Meredith Milliken and Andrea Goldman of Weston, CT are not going to the 2014 Winter Olympics in Sochi. Milliken and Goldman had planned to travel to Russia to cheer on the U.S. teams, but the pair has decided instead to take a stand and boycott the Games in light of Russia’s "anti-gay" laws.
Milliken and Goldman are the owners of LODGESOXX, a GoldMill Enterprises brand that sells heavy-duty knitted socks with rubberized soles suited for walking around in a slippery ski lodge, jumping on a trampoline, and airline travel.
The pair (pictured at right) hoped to publicize their footwear outside of North America at the Olympics, which attracts skiers and winter sports enthusiasts. They canceled their plane and hotel reservations in October when Russian president Vladimir Putin signed into law a countrywide dictate allowing for the arrest, fining, and deportation of athletes and others who express or support “pro-gay” rights or release any statement encouraging anti-discriminatory activism.
Under pressure from world leaders and the International Olympic Committee, Putin later said the ban would not apply to the athletes or guests visiting Russia throughout the two-week Olympic Games period and that the intention of the law was misconstrued by the media.
But Milliken and Goldman were leery of Putin’s remarks. “We wondered what would happen to the Russians who supported equal civil rights once the competition was over and the torch was extinguished,” Milliken says.
The new law was like a shot heard around the world and prompted calls to boycott the Olympics. International rights groups described the situation in Russia as “the worst human rights climate” in the post-Soviet era, while Russian human rights activist Lyudmila Alexeyeva called passage of the law “a step toward the Middle Ages.”
In light of the law, President Barack Obama and other world leaders announced they would not attend the games. In an overt gesture, President Obama appointed gay athletes Billie Jean King, Caitlin Cahow, and Brian Boitano to the U.S. delegation to attend the opening and closing Olympic ceremonies.
Milliken and Goldman, who are business and life partners, said they are upset and disappointed about canceling their trip, but they could not go to Russia in good conscience. “It’s hurting us not to go, but we do not feel welcome,” Milliken says. “Once the Olympics are gone, who knows what this regime will do?”
Boycotting the Olympics does not mean boycotting the athletes.
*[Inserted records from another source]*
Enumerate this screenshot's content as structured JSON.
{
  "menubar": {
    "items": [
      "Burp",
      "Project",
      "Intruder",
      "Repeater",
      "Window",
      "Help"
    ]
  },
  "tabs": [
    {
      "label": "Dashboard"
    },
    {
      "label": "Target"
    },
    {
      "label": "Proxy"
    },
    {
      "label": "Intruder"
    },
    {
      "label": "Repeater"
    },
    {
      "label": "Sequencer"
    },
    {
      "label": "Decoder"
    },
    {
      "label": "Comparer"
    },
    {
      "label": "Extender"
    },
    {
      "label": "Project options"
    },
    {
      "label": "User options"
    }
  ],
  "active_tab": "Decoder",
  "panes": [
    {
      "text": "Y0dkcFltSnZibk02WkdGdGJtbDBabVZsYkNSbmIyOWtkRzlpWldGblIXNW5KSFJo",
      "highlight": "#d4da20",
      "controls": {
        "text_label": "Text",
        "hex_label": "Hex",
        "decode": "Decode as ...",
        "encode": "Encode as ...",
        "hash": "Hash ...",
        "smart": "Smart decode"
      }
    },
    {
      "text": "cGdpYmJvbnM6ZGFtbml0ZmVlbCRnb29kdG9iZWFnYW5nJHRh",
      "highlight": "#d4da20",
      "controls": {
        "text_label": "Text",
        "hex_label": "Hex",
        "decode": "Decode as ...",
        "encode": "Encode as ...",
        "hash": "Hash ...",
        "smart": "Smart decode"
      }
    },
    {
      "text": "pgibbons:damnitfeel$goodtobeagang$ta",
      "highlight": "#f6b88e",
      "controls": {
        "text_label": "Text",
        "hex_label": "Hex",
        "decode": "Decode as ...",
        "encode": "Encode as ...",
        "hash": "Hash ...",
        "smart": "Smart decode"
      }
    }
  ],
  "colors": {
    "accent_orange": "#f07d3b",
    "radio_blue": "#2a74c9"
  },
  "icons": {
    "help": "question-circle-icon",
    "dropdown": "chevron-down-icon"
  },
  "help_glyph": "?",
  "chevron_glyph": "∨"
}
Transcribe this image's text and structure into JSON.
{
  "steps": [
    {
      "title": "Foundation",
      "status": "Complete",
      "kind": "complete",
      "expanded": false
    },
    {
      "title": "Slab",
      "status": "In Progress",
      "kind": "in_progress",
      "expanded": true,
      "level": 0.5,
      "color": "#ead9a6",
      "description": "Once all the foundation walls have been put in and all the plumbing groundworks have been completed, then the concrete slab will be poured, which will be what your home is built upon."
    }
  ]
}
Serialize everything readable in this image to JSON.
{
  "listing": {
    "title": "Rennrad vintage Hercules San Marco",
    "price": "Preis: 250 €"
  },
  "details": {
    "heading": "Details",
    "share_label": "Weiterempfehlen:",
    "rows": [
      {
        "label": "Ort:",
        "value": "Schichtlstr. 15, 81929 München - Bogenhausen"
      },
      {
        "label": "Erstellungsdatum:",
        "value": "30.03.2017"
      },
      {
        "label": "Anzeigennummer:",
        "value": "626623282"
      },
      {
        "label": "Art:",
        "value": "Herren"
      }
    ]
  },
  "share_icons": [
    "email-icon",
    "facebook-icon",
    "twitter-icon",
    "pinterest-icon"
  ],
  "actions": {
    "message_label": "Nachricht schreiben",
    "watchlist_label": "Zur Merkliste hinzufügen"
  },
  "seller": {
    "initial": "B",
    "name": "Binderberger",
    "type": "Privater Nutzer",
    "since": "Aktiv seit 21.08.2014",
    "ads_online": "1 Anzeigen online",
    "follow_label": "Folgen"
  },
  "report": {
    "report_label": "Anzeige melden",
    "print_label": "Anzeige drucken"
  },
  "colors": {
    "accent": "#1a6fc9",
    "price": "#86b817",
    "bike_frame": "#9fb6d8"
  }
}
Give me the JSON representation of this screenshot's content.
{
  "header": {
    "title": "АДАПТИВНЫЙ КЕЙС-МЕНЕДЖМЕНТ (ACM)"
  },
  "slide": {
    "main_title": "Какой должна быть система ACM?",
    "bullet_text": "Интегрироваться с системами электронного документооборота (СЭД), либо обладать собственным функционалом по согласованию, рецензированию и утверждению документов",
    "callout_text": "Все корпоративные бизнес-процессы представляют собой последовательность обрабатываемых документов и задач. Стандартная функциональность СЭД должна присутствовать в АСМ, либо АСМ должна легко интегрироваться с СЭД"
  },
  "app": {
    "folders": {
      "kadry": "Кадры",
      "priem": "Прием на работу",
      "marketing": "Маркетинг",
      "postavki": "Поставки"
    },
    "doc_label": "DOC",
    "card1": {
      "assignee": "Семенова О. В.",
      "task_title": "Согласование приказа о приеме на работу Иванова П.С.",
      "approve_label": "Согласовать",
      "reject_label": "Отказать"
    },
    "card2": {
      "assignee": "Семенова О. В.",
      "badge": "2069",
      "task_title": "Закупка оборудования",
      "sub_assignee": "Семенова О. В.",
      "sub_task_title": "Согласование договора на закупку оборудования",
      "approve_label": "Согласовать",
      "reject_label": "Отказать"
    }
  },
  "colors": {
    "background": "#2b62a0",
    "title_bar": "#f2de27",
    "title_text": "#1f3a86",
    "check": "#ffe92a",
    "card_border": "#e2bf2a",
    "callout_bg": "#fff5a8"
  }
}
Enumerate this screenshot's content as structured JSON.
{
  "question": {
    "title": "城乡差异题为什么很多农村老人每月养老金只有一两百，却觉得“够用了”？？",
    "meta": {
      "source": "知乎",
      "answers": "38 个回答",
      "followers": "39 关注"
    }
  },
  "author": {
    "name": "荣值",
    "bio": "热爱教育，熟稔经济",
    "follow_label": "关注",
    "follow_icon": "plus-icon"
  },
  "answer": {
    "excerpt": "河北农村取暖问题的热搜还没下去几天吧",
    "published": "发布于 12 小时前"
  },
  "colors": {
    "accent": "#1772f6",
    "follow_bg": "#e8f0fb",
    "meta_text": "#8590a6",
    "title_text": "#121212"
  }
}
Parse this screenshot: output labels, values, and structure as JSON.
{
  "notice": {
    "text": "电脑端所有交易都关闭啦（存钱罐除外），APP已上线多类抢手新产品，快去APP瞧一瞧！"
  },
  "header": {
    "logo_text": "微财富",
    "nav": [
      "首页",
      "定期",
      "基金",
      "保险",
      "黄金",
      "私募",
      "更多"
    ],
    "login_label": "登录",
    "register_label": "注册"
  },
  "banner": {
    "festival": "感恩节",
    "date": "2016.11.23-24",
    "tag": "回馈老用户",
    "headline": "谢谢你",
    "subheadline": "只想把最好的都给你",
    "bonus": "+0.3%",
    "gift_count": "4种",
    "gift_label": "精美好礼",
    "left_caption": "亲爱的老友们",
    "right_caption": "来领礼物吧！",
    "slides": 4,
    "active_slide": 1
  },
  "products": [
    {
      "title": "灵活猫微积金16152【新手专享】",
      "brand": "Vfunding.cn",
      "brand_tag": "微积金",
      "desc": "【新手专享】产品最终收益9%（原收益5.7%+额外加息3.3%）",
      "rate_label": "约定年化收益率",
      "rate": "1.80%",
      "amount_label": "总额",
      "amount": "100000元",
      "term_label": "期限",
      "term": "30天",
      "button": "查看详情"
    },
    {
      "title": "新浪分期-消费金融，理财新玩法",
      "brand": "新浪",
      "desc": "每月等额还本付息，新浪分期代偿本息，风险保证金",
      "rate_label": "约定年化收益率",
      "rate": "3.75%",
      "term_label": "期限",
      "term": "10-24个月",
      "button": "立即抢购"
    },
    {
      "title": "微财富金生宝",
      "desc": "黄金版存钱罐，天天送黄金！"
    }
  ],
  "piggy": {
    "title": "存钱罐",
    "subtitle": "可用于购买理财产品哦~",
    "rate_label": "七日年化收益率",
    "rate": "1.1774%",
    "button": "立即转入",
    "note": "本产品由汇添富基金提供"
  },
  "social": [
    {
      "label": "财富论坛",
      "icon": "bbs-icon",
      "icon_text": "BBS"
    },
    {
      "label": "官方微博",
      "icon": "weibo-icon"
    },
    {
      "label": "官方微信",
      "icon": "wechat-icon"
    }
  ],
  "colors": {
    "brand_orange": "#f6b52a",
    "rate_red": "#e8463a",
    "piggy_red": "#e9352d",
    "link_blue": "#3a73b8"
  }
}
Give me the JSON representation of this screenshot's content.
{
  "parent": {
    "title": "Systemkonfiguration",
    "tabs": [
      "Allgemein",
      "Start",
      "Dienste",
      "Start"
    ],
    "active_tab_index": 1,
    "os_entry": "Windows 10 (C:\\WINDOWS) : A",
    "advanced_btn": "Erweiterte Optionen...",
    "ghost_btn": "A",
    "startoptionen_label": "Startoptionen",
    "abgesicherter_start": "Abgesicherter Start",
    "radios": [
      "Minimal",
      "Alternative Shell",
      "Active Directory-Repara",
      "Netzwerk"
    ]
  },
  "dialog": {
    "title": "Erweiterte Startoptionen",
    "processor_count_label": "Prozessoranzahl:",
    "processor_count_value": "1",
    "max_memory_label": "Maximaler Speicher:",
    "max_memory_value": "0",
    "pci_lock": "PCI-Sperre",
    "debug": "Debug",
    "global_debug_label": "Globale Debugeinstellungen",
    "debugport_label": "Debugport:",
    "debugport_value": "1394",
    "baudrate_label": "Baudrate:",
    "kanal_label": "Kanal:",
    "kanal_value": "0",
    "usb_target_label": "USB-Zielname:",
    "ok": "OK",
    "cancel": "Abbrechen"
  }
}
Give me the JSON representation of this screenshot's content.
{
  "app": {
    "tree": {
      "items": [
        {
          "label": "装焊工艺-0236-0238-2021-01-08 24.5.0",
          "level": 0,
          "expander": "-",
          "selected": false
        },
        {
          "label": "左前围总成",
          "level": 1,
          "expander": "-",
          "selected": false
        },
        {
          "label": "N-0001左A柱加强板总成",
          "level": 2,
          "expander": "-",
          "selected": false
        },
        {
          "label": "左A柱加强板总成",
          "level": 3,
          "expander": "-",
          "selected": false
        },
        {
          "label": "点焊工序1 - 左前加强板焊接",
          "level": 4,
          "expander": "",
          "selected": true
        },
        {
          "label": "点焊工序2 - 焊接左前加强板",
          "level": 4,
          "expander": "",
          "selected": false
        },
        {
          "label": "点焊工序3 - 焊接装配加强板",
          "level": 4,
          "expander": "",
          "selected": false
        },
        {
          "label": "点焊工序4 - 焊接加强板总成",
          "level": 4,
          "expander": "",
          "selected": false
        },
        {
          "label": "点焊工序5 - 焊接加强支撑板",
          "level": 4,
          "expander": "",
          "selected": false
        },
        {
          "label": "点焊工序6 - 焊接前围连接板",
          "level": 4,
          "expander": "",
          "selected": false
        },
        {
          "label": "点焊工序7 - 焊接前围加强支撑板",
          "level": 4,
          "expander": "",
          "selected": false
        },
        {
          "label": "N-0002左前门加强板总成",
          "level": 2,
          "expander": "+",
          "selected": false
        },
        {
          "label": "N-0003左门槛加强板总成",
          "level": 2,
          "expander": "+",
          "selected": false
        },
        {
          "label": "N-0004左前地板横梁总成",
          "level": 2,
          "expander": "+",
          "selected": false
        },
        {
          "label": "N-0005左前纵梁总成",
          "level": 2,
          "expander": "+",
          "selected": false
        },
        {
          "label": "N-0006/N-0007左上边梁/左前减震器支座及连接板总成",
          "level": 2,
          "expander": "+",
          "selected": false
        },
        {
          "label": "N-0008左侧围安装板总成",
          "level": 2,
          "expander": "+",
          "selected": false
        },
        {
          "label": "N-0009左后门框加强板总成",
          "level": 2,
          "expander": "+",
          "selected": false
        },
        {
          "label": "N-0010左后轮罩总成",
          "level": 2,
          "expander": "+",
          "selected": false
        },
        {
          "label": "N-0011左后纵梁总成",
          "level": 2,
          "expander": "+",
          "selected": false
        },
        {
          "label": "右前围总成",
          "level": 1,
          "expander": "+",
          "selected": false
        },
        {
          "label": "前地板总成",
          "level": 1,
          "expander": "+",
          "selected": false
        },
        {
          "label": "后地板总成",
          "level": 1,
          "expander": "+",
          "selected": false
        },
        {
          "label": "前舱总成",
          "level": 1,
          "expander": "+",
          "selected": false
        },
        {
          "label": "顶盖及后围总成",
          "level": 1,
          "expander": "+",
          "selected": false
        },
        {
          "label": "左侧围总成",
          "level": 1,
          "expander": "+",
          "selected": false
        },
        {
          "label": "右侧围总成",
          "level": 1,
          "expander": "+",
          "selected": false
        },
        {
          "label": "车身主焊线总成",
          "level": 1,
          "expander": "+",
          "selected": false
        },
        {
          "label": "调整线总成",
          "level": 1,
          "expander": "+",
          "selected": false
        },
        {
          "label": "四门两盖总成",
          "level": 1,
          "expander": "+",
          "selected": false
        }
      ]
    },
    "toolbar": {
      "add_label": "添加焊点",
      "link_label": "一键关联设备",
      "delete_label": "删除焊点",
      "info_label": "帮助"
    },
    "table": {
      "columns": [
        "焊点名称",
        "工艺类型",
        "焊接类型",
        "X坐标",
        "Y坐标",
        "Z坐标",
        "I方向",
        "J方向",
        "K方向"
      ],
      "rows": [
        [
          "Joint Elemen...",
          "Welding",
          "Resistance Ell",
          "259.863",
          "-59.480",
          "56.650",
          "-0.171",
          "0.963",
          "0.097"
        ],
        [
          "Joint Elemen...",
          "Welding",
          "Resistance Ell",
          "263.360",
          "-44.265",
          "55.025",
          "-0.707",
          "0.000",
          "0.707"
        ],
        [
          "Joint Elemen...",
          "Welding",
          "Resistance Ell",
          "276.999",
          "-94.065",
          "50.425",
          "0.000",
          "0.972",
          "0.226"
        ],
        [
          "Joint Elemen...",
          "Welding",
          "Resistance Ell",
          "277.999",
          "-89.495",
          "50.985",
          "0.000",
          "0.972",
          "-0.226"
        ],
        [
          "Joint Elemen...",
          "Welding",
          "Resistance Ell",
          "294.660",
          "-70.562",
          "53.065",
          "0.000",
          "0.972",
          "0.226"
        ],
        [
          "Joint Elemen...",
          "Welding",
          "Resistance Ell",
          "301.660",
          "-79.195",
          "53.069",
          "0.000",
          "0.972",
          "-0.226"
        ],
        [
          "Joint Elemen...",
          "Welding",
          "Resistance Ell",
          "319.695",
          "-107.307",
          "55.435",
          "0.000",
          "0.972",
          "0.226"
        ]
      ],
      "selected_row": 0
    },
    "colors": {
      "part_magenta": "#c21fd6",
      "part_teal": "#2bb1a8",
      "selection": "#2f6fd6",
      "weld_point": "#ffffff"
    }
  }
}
As skiers themselves, Milliken and Goldman are active supporters of the U.S. Ski and Snowboard teams and have contributed to them financially through charity events.
The pair intends to watch the Olympics at home in Weston with family and friends. “We’re going to cheer on the athletes from our couch wearing our LODGESOXX,” Milliken says.
Plan on watching the Winter Olympics at home?
Get to know the U.S. athletes who hail from the NY metro area
Get the full rundown on the Games, including what sports to watch for and links to online activities for kids